The only plants left were some of the potted trees that I’m saving for some bonsai and other projects. In addition to my 15 years old bonsai, I tucked away a fewAlbertaspruce, some maples, a couple of tamarack and a small assortment of other potted trees.
There’s a nice sheltered area in our yard under some pine trees where the plants spend the winter.
I start out preparing an overwintering spot by digging a shallow hole that is about half the diameter of the pot. The pot goes into the hole sideways so that the plant is lying right on the ground. I take the soil dug from the hole and cover the pot.
Next, I cover the buried pot and the top of the plant with mulch. Usually I can rake up enough pine needles to do the job. This year I decided to use wheat straw because of the number of plants I had.
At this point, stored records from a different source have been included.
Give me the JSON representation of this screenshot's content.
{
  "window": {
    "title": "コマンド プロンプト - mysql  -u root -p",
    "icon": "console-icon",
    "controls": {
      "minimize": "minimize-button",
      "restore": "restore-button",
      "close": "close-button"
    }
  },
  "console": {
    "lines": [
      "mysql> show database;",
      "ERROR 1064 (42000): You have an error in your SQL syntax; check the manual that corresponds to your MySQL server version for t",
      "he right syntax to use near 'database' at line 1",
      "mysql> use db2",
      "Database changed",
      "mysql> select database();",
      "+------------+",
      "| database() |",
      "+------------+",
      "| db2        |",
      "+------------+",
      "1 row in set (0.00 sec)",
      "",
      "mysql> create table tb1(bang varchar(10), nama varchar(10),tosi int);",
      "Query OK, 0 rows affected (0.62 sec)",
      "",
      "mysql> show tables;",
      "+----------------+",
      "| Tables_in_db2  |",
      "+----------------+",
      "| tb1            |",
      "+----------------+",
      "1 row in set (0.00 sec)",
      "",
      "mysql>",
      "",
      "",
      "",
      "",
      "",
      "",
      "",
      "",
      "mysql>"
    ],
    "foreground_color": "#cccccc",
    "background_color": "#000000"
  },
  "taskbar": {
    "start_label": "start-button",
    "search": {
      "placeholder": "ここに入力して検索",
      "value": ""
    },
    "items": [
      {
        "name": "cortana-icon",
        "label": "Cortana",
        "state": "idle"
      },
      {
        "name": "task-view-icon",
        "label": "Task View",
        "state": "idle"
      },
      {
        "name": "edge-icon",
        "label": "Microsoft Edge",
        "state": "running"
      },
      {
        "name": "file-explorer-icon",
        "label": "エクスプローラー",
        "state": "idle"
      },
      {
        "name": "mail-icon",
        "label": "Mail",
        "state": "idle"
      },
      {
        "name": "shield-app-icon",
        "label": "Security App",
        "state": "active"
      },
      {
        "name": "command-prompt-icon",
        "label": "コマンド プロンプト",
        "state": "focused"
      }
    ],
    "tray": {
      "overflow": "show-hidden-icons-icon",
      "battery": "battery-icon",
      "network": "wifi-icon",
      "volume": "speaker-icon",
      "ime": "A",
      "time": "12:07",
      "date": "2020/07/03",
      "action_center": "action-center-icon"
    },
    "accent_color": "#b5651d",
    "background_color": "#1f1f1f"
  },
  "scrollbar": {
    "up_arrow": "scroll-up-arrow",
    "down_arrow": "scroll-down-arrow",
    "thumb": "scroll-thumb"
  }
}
My success rate has been quite high using this method. Placing the pot on its side keeps out excess water that may freeze and damage the pot. Laying the trees on the ground protects the branches from extreme temperatures. The mulch protects the plants from exposure to the winter sun, which can dry out small branches. Moreover, it serves as blanket to protect the plants in case we don’t get snow cover.
The soil hasn’t frozen yet and the plants haven’t been exposed to really cold temperatures so there is still time to get those valuable plants tucked in for winter.
This year it looks like I could have waited until the first week of January. I wouldn’t want to bet on it happening again next year.
One of my favorite potted plants is our Olive Tree. We have two of these trees in pots and they seem to be quite happy living in their containers.
They don’t have big showy flowers or give off a sweet scent. What I like is their graceful form.
The branches grow in sweeping curves that support delicate silvery-green leaves that compliment surrounding plants. Olive leaves also make a refreshing tea which I drink from time to time.
Our Olive Trees are about five years old and are nearly three feet tall in the pots and do produce actual olives.
They have to be over wintered indoors because they are not hardy enough to withstand our winters. You can just bring them into a dimly lit, cool storage area (45F-55F) when the autumn temperatures start to fall and reduce watering to a minimum. Or, keep them going all winter in your greenhouse, they’re not all that picky.